Paul has found a most distinct aesthetic. His figures are exceedingly curious to behold, not unlike the characters out of Lewis Carroll’s Alice in Wonderland, only more autobiographic and context-specific. After all, each of these figures has been drawn from the artist’s immediate environment; each piece triggered by an eccentric character, a random encounter, or even by a news item. The work is there to be read; for each character to come to life through the devices, which Paul has carefully selected in complement of the figures’ personalities. Dissecting or analysing the origins or purpose of each creation would be a disservice to the work; these pieces are as personal as they are meant to be personalised.
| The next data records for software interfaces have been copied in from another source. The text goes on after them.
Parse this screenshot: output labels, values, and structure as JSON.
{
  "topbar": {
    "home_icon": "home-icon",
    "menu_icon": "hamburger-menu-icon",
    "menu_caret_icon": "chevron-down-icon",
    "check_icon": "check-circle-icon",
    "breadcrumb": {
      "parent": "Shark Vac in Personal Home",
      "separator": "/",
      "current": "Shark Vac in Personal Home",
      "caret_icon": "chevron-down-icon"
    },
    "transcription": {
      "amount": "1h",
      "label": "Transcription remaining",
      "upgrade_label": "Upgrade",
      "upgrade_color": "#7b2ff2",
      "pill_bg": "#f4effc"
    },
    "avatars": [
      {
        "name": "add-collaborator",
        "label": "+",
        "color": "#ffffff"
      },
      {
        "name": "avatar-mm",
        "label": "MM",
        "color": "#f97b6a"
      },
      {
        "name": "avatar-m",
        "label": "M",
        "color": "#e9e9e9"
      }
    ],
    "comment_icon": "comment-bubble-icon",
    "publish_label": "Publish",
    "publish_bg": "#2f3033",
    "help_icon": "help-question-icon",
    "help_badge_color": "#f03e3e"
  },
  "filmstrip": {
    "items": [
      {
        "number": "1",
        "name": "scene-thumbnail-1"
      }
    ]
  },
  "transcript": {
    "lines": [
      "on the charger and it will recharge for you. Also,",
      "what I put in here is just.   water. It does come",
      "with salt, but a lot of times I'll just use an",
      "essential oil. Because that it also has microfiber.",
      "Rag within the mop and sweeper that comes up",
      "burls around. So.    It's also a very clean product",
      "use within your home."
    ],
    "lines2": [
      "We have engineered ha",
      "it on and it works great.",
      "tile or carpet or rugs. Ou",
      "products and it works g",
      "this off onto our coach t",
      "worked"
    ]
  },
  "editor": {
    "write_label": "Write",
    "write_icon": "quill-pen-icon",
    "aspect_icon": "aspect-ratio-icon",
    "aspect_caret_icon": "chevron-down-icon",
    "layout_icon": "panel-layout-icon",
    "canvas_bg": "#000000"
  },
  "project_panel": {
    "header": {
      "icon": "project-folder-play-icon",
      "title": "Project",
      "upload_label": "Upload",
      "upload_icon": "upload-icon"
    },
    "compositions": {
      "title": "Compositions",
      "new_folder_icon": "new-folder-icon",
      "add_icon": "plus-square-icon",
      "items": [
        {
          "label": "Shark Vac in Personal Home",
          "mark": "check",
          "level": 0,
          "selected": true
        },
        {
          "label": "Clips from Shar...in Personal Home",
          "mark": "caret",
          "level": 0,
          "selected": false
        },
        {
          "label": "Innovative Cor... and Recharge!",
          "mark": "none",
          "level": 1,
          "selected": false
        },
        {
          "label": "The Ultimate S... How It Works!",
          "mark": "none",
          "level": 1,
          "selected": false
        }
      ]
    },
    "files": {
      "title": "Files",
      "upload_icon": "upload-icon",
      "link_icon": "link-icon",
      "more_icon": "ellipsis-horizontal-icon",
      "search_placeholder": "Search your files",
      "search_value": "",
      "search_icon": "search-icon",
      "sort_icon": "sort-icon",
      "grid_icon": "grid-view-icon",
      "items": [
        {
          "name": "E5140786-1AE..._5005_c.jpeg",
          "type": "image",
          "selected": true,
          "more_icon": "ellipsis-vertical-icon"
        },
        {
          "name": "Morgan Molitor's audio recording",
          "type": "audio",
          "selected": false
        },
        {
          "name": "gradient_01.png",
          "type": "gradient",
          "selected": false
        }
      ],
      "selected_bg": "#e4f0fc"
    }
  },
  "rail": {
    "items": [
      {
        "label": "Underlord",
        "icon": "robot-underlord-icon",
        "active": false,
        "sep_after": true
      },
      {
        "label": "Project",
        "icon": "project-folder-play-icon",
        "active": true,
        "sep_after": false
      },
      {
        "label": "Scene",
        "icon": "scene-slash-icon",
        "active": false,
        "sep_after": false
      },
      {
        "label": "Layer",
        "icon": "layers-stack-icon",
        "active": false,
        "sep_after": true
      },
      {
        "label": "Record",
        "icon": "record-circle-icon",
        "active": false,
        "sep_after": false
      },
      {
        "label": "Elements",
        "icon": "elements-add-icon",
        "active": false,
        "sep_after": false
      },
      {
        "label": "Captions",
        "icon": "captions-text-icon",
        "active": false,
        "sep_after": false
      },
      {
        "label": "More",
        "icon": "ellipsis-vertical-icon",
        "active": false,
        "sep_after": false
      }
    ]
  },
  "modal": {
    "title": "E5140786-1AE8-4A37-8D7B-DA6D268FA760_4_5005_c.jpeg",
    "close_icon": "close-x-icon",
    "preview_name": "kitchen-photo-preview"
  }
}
Generally lacking clear gender demarcations, Paul’s ceramic community does however lean towards the masculine. Mostly bald, or donning tufts of (gold) hair atop their heads, his clan is made of one and the same ilk – tiny beady eyes, small pursed lips, minimal features, yet oh so expressive. Related? Perhaps. Though more likely a stylistic choice, which allows focus on otherwise distracting details. With an incline of the head, a slightly wider eye, the raising of an eyebrow or the hint of a smile, each figure acquires pride, dignity, dismay, aloofness, irritation, worry… seemingly stricken by the sad clown syndrome.

Yet the apparent state of mind or sentiment attributed to each, is merely a portion of the underlying complexity behind this work. The figure itself, as protagonist, becomes abstracted through repetition; whilst the symbol, that which the figure represents, becomes the true distinguishing element. Nevertheless, the symbols alone would be too vague and obscure to illustrate, the figure is needed to carry the symbols which have practically been emblazoned on their chest. There can’t be one without the other.

Paul’s work is presented through a series of recurrent themes, reinforced through the use of objects or symbols such as blindfolds, keys, scissors, facemasks, headdresses, birdcages. These are often accentuated through the use of mixed media, found objects or bright and iridescent pigments. There is also a distinct link with the work Paul presented in past shows, almost as though there is a narrative being presented through continuation and the ‘re-use’ of symbols.

These minimalist men are truly contemporary icons; easily likened in stance and posture to depictions of saints in niches or plinths. Most of the works do, in fact sit on their own pedestals, their names and titles clearly inscribed. They sometimes even don a tiny pairs of wings, which are, nevertheless, a mere accessory, rather than an indication of deity. They are perhaps a little less holy and a little more impish.

But just like classical statues, they seem to be looking at us, rather than the other way around; passing judgment, or awaiting it?

November 2015